You better believe it! New clients are scary!
- What if they are flaky about communicating?
- What if they are too demanding?
- What if they don’t pay me?
- What if they hate my designs?
- What if they drag their feet and miss their deadlines?
- What if they are NEVER satisfied?
In short, what if they are the client from he!!?
But, if I gave in to the fear, I’d never get new clients, and I’d have no business to run. And really, none of these fears need to be a deal breaker. There are ways to overcome them.
Communication, what’s that?
Right from the start, I try to be a good example of clear communication. I reply to clients in a reasonable amount of time depending on the message, usually the same day. If it’s critical, I respond right away. Of course, I’m not always at my computer, I have meetings, travel, and a life (obviously). If a critical response requires files, and I’m away from my computer, I reply quickly and let clients know when they can expect to hear back from me.
On the flip side, sometimes I need a quick response from the client. Email is a passive tool, allowing people to respond at their convenience, which is great for time management. But if I can’t wait, I call. People generally answer their phones, and if not, at least I can convey urgency with my tone of voice in a message.
Oh So Demanding
Clients are just regular people, some are passive, some aggressive, and lots in between. A demanding client knows what they want and ask for it. For large involved projects, I write a creative project brief after the first meeting. The brief documents all details, and expectations from both sides – it needs to be read, accepted and signed by both sides. If client demands begin changing the project, then we discuss modifying the brief, and the price.
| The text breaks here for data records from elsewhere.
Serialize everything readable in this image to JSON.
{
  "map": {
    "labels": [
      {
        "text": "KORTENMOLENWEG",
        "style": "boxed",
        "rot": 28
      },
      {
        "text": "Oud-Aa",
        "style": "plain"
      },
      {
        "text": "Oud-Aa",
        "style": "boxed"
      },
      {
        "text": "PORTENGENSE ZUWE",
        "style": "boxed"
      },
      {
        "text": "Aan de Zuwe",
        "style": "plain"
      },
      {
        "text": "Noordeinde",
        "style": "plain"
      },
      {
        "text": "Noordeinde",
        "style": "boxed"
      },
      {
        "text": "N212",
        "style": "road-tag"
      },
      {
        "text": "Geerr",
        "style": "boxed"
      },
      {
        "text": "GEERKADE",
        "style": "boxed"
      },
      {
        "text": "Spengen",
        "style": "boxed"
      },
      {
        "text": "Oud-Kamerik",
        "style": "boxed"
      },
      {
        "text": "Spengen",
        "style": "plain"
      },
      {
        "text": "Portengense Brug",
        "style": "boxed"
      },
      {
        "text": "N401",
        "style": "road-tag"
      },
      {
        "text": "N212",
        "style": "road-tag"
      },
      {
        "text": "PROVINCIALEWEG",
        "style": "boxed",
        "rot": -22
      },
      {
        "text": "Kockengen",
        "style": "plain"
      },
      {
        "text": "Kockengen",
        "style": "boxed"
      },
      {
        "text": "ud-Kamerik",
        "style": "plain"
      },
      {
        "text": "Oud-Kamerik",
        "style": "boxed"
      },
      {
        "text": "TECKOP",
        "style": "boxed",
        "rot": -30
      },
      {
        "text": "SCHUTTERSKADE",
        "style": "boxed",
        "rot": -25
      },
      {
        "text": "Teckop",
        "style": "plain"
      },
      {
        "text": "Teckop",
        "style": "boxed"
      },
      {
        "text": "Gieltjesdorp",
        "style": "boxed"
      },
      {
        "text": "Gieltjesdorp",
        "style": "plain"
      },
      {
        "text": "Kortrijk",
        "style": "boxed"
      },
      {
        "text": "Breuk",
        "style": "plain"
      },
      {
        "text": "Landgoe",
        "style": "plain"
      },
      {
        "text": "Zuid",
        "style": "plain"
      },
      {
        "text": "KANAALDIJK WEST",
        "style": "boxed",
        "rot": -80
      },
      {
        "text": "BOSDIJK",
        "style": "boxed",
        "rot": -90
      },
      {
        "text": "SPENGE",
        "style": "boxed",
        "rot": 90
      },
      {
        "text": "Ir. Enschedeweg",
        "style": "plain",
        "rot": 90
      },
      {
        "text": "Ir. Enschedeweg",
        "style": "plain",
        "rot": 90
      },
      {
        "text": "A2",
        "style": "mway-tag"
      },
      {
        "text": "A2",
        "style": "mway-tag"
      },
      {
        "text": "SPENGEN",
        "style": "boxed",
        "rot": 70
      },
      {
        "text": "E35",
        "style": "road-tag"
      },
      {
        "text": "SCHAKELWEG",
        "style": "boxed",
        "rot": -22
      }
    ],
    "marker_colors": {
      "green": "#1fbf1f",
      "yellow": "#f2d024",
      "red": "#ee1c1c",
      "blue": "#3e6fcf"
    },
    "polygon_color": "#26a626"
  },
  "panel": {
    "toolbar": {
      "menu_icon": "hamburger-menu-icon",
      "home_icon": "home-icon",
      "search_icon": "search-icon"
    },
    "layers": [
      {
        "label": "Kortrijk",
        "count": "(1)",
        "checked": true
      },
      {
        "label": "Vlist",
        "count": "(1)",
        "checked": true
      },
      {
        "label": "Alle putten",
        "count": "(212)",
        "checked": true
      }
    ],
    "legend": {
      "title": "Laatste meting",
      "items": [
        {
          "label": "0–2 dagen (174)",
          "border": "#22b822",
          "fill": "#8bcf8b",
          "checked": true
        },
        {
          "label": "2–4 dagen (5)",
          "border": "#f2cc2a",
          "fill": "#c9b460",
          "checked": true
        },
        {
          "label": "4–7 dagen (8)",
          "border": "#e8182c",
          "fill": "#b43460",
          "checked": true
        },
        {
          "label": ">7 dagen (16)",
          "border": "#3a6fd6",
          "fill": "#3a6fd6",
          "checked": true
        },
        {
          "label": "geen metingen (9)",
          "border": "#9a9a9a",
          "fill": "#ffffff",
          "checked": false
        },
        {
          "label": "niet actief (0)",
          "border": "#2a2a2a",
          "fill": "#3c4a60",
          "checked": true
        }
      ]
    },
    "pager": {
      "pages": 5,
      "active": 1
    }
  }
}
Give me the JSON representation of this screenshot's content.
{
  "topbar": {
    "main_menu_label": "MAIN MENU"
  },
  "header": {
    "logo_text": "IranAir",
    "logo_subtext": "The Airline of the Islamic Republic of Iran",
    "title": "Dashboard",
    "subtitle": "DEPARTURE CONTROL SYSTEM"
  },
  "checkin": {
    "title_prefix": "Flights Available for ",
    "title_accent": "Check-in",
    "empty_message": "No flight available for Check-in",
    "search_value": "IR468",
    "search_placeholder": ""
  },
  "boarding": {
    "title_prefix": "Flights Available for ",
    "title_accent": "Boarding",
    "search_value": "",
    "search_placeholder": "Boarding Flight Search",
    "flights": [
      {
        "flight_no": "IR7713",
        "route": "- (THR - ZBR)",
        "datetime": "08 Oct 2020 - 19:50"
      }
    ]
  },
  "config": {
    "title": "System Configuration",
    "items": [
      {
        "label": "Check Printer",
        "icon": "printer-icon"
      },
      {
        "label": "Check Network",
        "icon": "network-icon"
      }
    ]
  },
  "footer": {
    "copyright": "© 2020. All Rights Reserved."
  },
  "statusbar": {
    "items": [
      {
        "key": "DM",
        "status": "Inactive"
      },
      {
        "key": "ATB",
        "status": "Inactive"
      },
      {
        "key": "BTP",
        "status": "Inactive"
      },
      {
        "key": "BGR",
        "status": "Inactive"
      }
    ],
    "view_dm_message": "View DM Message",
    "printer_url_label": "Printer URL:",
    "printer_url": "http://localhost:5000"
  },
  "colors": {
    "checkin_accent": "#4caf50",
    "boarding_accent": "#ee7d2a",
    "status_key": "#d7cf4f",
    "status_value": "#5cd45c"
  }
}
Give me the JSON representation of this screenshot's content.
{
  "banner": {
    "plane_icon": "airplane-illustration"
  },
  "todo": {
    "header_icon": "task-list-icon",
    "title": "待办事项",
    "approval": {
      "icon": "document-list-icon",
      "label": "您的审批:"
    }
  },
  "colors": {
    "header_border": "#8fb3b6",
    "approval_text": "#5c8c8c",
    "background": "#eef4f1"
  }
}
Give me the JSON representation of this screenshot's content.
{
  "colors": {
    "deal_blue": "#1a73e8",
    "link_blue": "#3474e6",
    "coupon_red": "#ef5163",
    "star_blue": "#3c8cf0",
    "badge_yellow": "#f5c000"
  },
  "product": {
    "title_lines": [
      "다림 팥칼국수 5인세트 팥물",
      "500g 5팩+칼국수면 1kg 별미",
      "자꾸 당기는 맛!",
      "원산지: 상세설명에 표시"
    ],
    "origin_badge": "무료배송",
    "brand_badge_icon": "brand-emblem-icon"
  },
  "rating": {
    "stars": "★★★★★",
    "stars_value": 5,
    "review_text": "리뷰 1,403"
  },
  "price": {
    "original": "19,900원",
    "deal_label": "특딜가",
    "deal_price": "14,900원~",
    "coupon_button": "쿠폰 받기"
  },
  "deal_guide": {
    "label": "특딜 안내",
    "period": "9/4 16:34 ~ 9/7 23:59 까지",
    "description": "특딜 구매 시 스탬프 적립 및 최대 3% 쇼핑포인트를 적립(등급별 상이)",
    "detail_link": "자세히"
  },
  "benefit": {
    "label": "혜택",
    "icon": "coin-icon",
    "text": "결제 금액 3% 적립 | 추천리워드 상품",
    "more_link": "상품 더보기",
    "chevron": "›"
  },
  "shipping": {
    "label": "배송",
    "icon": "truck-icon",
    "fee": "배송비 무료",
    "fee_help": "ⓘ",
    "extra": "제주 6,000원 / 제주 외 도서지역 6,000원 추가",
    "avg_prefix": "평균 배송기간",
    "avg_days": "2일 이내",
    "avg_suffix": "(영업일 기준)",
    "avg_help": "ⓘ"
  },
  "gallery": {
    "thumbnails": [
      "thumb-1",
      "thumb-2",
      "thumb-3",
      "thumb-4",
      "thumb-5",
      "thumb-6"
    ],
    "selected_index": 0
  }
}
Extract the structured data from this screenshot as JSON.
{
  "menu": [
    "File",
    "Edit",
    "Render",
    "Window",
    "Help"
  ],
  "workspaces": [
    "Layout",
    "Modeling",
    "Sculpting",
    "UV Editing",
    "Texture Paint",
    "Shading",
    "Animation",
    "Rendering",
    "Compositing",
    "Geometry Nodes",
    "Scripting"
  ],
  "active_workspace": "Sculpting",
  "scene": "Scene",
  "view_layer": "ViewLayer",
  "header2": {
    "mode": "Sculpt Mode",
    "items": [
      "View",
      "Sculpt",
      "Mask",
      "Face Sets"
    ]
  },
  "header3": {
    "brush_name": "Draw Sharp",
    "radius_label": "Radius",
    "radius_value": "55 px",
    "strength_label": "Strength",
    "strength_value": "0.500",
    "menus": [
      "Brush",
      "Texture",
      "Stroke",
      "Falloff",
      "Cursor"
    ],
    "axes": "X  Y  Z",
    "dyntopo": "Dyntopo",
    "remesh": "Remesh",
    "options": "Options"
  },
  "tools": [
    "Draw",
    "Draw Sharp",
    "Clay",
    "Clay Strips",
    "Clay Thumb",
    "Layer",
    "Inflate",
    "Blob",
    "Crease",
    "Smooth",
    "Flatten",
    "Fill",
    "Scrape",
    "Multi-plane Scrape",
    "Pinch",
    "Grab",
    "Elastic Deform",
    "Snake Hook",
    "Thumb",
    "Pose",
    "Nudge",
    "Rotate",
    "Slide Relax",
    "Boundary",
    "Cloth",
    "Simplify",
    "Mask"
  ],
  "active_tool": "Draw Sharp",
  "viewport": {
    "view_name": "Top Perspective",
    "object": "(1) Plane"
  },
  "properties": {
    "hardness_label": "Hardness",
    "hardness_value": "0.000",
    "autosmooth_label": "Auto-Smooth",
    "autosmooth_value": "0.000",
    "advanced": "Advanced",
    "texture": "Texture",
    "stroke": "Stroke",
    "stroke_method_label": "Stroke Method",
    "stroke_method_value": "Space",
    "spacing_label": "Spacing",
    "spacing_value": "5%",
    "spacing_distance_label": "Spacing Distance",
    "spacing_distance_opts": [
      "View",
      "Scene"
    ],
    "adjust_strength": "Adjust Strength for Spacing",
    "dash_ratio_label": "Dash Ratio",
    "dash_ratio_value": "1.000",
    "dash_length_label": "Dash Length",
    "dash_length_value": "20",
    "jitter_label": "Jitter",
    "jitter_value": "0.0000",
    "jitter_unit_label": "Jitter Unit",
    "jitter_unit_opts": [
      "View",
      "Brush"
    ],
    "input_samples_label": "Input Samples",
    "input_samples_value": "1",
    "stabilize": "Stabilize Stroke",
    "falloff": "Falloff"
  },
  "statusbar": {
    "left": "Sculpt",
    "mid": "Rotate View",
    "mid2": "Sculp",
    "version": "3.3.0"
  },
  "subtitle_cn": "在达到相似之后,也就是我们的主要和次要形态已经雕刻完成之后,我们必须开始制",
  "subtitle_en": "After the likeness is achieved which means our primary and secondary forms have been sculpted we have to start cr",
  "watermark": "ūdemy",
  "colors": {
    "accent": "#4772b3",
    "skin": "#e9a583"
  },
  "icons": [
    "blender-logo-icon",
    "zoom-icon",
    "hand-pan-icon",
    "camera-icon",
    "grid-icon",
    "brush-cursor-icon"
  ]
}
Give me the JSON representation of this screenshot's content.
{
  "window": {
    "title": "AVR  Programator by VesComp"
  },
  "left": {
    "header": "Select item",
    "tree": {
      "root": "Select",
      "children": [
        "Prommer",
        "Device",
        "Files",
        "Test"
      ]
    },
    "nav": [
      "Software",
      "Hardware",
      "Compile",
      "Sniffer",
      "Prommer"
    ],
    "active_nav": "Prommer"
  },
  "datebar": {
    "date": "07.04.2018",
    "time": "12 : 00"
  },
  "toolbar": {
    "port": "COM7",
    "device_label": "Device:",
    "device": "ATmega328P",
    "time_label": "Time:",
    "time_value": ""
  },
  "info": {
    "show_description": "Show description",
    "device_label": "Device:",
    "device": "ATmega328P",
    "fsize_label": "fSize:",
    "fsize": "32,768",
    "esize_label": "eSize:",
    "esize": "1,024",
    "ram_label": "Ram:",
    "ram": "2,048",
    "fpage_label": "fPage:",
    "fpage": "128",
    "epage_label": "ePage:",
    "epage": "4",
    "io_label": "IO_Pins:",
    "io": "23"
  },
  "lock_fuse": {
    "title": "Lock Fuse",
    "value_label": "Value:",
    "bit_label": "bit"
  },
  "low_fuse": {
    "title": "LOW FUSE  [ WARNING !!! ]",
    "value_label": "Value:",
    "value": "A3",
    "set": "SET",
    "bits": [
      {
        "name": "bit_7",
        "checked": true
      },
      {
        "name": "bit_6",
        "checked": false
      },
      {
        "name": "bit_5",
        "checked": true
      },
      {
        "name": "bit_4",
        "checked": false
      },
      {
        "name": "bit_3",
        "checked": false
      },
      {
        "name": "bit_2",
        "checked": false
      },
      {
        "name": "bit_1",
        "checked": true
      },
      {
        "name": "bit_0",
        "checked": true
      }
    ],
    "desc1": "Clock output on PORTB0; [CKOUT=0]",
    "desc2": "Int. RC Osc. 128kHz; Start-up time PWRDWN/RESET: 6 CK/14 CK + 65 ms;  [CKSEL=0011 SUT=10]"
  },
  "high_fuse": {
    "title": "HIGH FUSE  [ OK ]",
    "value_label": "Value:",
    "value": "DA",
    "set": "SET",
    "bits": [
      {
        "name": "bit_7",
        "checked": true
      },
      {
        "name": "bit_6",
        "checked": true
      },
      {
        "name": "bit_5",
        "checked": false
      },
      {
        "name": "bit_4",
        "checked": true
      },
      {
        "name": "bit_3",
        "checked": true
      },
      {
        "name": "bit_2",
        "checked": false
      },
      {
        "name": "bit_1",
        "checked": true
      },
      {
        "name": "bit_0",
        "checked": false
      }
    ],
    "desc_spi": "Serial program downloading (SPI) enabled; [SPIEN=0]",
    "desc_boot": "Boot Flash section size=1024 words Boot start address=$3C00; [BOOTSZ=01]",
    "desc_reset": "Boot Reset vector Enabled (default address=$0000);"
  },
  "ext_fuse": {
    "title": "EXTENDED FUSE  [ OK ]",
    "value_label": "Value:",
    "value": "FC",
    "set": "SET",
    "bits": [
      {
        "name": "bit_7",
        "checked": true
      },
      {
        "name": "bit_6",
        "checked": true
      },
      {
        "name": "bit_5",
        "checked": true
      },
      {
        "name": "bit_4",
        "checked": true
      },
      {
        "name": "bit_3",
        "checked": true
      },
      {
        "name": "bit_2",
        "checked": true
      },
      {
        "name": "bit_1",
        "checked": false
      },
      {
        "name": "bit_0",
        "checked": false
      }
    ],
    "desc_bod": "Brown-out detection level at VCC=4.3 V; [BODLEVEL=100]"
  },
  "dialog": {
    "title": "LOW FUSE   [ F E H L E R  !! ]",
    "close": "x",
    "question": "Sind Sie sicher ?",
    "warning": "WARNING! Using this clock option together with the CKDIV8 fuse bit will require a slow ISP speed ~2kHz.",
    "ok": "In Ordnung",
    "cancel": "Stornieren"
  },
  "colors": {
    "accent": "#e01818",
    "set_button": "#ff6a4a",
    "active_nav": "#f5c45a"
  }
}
A brief is a tool to remind clients of what they agreed to, and my backup for asking what they want to change and approve before moving forward.
Disappear and Don’t Pay
I’ve got first hand experience with this! And I never saw it coming. A good client, a repeat client, with a history of paying in advance and/or on time, disappeared on the last project they hired me for. I spent hours getting it right. I even got photos of the final installation from a happy client. That was months ago, and I never got paid. I sent invoices, statements, emails, voice mails, and registered mail. No response. I even hired a collection agency – NOTHING.
Since then I hired an attorney to write terms of agreement that I send to every new client. They are required to sign and return the terms with a 50% deposit before I will begin work. It’s not a guarantee of payment, but I have to believe people are honest and pay their bills, otherwise I wouldn’t be in business.
They Dislike My Designs?!
Been there, done that. It happens. Hopefully my portfolio shows my design style, and clients like what they see before hiring me. But sometimes clients have a hard time explaining what they want, or don’t know what they want. I find it helps when I ask clients to send me examples of pieces they like. Graphic design is all visual, so words aren’t always enough. Examples go a long way towards bridging a communication gap.
There are different kinds of deadlines, from self-imposed to set-in-stone. I get deadline info up front, before beginning work, and include it in the brief. If a delayed client response could affect a deadline, I say so immediately. Usually clients are aware they are causing delays, and accept extended deadlines. They are not trying to sabotage their own project, they are just reacting to all the other things demanding their attention. I keep communication clear and open, so no one is surprised if a project is late.
Are They Never Satisfied?
Often this situation is directly related to communication breakdown (not being able to read minds). If a client is not happy, I try to find out why, and I often discover the client just can’t accurately describe what they are visualizing. I return to getting samples of designs they like, and we go back to the drawing board until we get it right.
Client From He!!
Clients don’t set out to make things difficult (and if they do, that’s just sad). If any of the scary issues I’ve mentioned prove to be too much, as a last resort I can always fire the client. See, I’m in business to help people. I love to help people and their businesses look GREAT. If a client proves to be so difficult to work with that it’s no longer enjoyable, then it’s time to part ways and say goodbye, good luck. No hard feelings, no bad reviews or comments, it just wasn’t a good fit.
Every situation, project, and client is different. Being flexible, open, supportive, and creative enhances my clients’ experiences and results. Addressing my own fears up front allows me to better serve my clients and meet their design needs. There will always be challenges, and there will be many, many successes, also.
I hope this post has given you a little bit of insight on how I work through new client fears. Maybe you can relate to one or more in your own business. If you know someone who would enjoy this post, please share.
Do you have a graphic design project you’d like to discuss? Get in touch! First consultation is always FREE. (And the new client fear only lasts until we get to know each other.) I’d love to learn about your project and business.
‘till next time,